= Beginning of Section =
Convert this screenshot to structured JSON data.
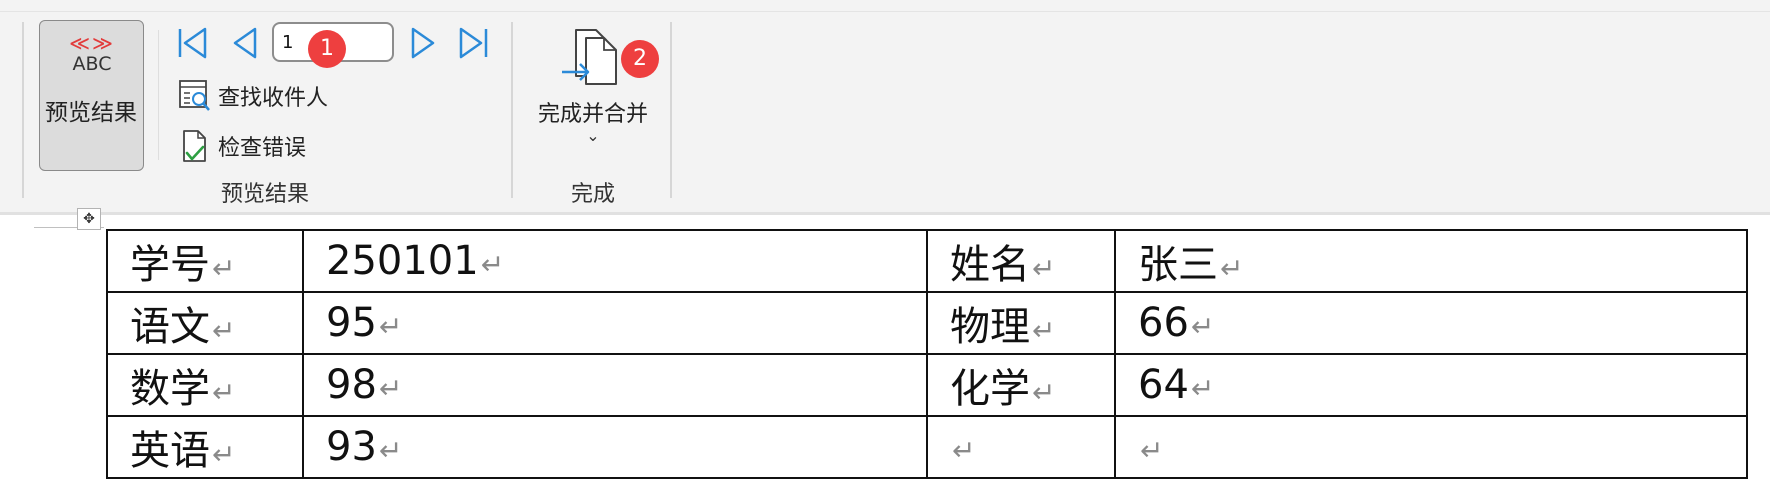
{
  "ribbon": {
    "preview_button": {
      "arrows": "≪≫",
      "abc": "ABC",
      "label": "预览结果"
    },
    "record_input": {
      "value": "1"
    },
    "find_recipient_label": "查找收件人",
    "check_errors_label": "检查错误",
    "preview_group_label": "预览结果",
    "finish_button": {
      "label": "完成并合并",
      "chevron": "⌄"
    },
    "finish_group_label": "完成",
    "badges": [
      "1",
      "2"
    ]
  },
  "document": {
    "table": [
      [
        "学号",
        "250101",
        "姓名",
        "张三"
      ],
      [
        "语文",
        "95",
        "物理",
        "66"
      ],
      [
        "数学",
        "98",
        "化学",
        "64"
      ],
      [
        "英语",
        "93",
        "",
        ""
      ]
    ],
    "paragraph_mark": "↵"
  },
  "colors": {
    "nav_blue": "#2b8ad8",
    "badge_red": "#ee3f3f",
    "arrow_red": "#e23b3b"
  }
}
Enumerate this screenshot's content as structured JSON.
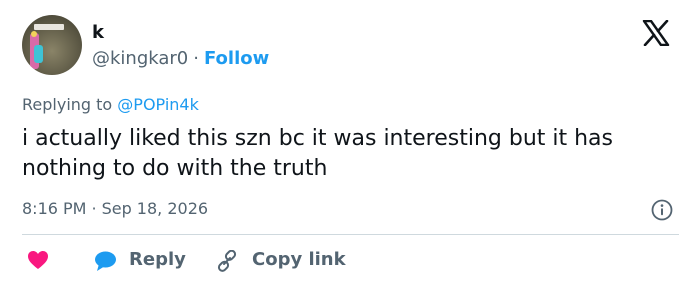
{
  "author": {
    "display_name": "k",
    "handle": "@kingkar0",
    "separator": "·",
    "follow_label": "Follow"
  },
  "replying": {
    "prefix": "Replying to",
    "mention": "@POPin4k"
  },
  "tweet": {
    "text": "i actually liked this szn bc it was interesting but it has nothing to do with the truth"
  },
  "meta": {
    "time": "8:16 PM",
    "separator": "·",
    "date": "Sep 18, 2026"
  },
  "actions": {
    "reply_label": "Reply",
    "copy_label": "Copy link"
  },
  "icons": {
    "brand": "x-logo-icon",
    "info": "info-icon",
    "like": "heart-icon",
    "reply": "chat-bubble-icon",
    "copy": "link-icon"
  },
  "colors": {
    "accent": "#1d9bf0",
    "muted": "#536471",
    "text": "#0f1419",
    "like": "#f91880",
    "divider": "#cfd9de"
  }
}
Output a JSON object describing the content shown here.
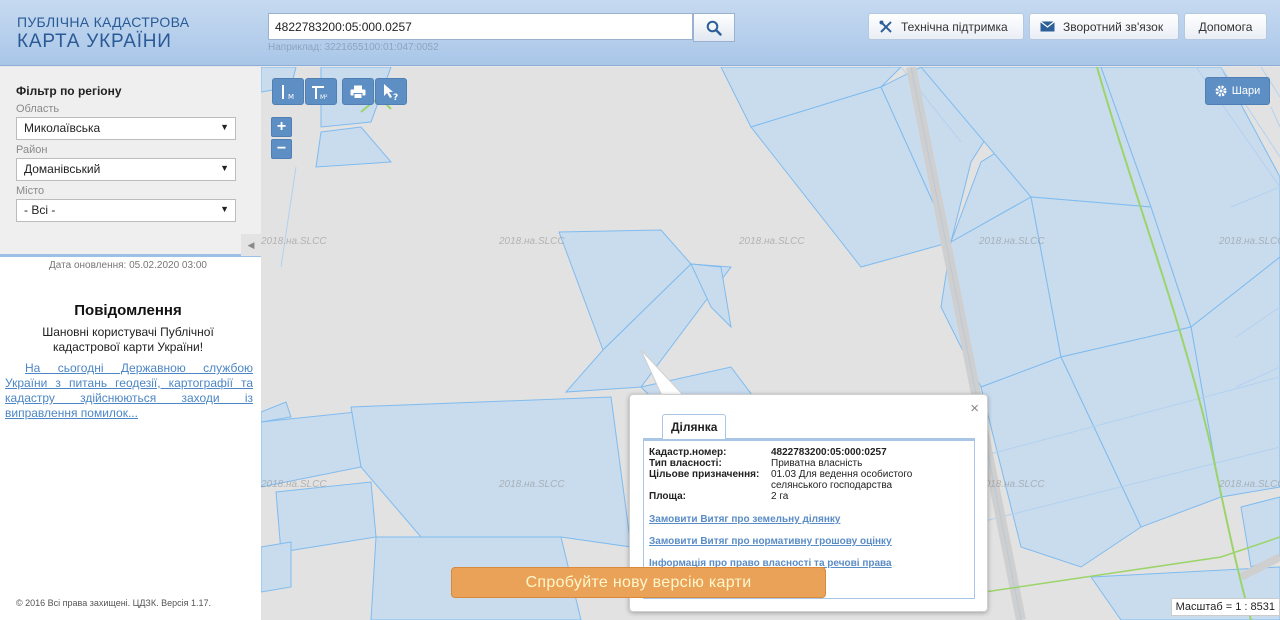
{
  "header": {
    "logo_line1": "ПУБЛІЧНА КАДАСТРОВА",
    "logo_line2": "КАРТА УКРАЇНИ",
    "search_value": "4822783200:05:000.0257",
    "search_hint": "Наприклад: 3221655100:01:047:0052",
    "buttons": [
      {
        "label": "Технічна підтримка",
        "icon": "tools-icon"
      },
      {
        "label": "Зворотний зв'язок",
        "icon": "envelope-icon"
      },
      {
        "label": "Допомога"
      }
    ]
  },
  "filter": {
    "title": "Фільтр по регіону",
    "region_label": "Область",
    "region_value": "Миколаївська",
    "district_label": "Район",
    "district_value": "Доманівський",
    "city_label": "Місто",
    "city_value": "- Всі -"
  },
  "sidebar": {
    "update_date": "Дата оновлення: 05.02.2020 03:00",
    "notice_title": "Повідомлення",
    "notice_text": "Шановні користувачі Публічної кадастрової карти України!",
    "notice_link": "На сьогодні Державною службою України з питань геодезії, картографії та кадастру здійснюються заходи із виправлення помилок...",
    "copyright": "© 2016 Всі права захищені. ЦДЗК. Версія 1.17."
  },
  "map": {
    "watermark": "2018.на.SLCC",
    "tools": [
      "ruler-m-icon",
      "ruler-area-icon",
      "print-icon",
      "identify-icon"
    ],
    "zoom_in": "+",
    "zoom_out": "−",
    "layers_label": "Шари",
    "new_version_label": "Спробуйте нову версію карти",
    "scale": "Масштаб = 1 : 8531"
  },
  "popup": {
    "tab": "Ділянка",
    "close": "×",
    "fields": [
      {
        "key": "Кадастр.номер:",
        "value": "4822783200:05:000:0257"
      },
      {
        "key": "Тип власності:",
        "value": "Приватна власність"
      },
      {
        "key": "Цільове призначення:",
        "value": "01.03 Для ведення особистого селянського господарства"
      },
      {
        "key": "Площа:",
        "value": "2 га"
      }
    ],
    "links": [
      "Замовити Витяг про земельну ділянку",
      "Замовити Витяг про нормативну грошову оцінку",
      "Інформація про право власності та речові права"
    ]
  },
  "colors": {
    "header": "#b4cfeb",
    "parcel_fill": "#c9dcee",
    "parcel_stroke": "#7fbbee",
    "road": "#9bd46a",
    "button": "#5e8fc4",
    "new_version": "#e9a257"
  }
}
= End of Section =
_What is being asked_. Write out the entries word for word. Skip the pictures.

_Result for this task_.
Convert this screenshot to structured JSON data.
{
  "ribbon": {
    "preview_button": {
      "arrows": "≪≫",
      "abc": "ABC",
      "label": "预览结果"
    },
    "record_input": {
      "value": "1"
    },
    "find_recipient_label": "查找收件人",
    "check_errors_label": "检查错误",
    "preview_group_label": "预览结果",
    "finish_button": {
      "label": "完成并合并",
      "chevron": "⌄"
    },
    "finish_group_label": "完成",
    "badges": [
      "1",
      "2"
    ]
  },
  "document": {
    "table": [
      [
        "学号",
        "250101",
        "姓名",
        "张三"
      ],
      [
        "语文",
        "95",
        "物理",
        "66"
      ],
      [
        "数学",
        "98",
        "化学",
        "64"
      ],
      [
        "英语",
        "93",
        "",
        ""
      ]
    ],
    "paragraph_mark": "↵"
  },
  "colors": {
    "nav_blue": "#2b8ad8",
    "badge_red": "#ee3f3f",
    "arrow_red": "#e23b3b"
  }
}
Enumerate this screenshot's content as structured JSON.
{
  "author": {
    "display_name": "k",
    "handle": "@kingkar0",
    "separator": "·",
    "follow_label": "Follow"
  },
  "replying": {
    "prefix": "Replying to",
    "mention": "@POPin4k"
  },
  "tweet": {
    "text": "i actually liked this szn bc it was interesting but it has nothing to do with the truth"
  },
  "meta": {
    "time": "8:16 PM",
    "separator": "·",
    "date": "Sep 18, 2026"
  },
  "actions": {
    "reply_label": "Reply",
    "copy_label": "Copy link"
  },
  "icons": {
    "brand": "x-logo-icon",
    "info": "info-icon",
    "like": "heart-icon",
    "reply": "chat-bubble-icon",
    "copy": "link-icon"
  },
  "colors": {
    "accent": "#1d9bf0",
    "muted": "#536471",
    "text": "#0f1419",
    "like": "#f91880",
    "divider": "#cfd9de"
  }
}
Output a JSON object describing the content shown here.
{
  "header": {
    "logo_line1": "ПУБЛІЧНА КАДАСТРОВА",
    "logo_line2": "КАРТА УКРАЇНИ",
    "search_value": "4822783200:05:000.0257",
    "search_hint": "Наприклад: 3221655100:01:047:0052",
    "buttons": [
      {
        "label": "Технічна підтримка",
        "icon": "tools-icon"
      },
      {
        "label": "Зворотний зв'язок",
        "icon": "envelope-icon"
      },
      {
        "label": "Допомога"
      }
    ]
  },
  "filter": {
    "title": "Фільтр по регіону",
    "region_label": "Область",
    "region_value": "Миколаївська",
    "district_label": "Район",
    "district_value": "Доманівський",
    "city_label": "Місто",
    "city_value": "- Всі -"
  },
  "sidebar": {
    "update_date": "Дата оновлення: 05.02.2020 03:00",
    "notice_title": "Повідомлення",
    "notice_text": "Шановні користувачі Публічної кадастрової карти України!",
    "notice_link": "На сьогодні Державною службою України з питань геодезії, картографії та кадастру здійснюються заходи із виправлення помилок...",
    "copyright": "© 2016 Всі права захищені. ЦДЗК. Версія 1.17."
  },
  "map": {
    "watermark": "2018.на.SLCC",
    "tools": [
      "ruler-m-icon",
      "ruler-area-icon",
      "print-icon",
      "identify-icon"
    ],
    "zoom_in": "+",
    "zoom_out": "−",
    "layers_label": "Шари",
    "new_version_label": "Спробуйте нову версію карти",
    "scale": "Масштаб = 1 : 8531"
  },
  "popup": {
    "tab": "Ділянка",
    "close": "×",
    "fields": [
      {
        "key": "Кадастр.номер:",
        "value": "4822783200:05:000:0257"
      },
      {
        "key": "Тип власності:",
        "value": "Приватна власність"
      },
      {
        "key": "Цільове призначення:",
        "value": "01.03 Для ведення особистого селянського господарства"
      },
      {
        "key": "Площа:",
        "value": "2 га"
      }
    ],
    "links": [
      "Замовити Витяг про земельну ділянку",
      "Замовити Витяг про нормативну грошову оцінку",
      "Інформація про право власності та речові права"
    ]
  },
  "colors": {
    "header": "#b4cfeb",
    "parcel_fill": "#c9dcee",
    "parcel_stroke": "#7fbbee",
    "road": "#9bd46a",
    "button": "#5e8fc4",
    "new_version": "#e9a257"
  }
}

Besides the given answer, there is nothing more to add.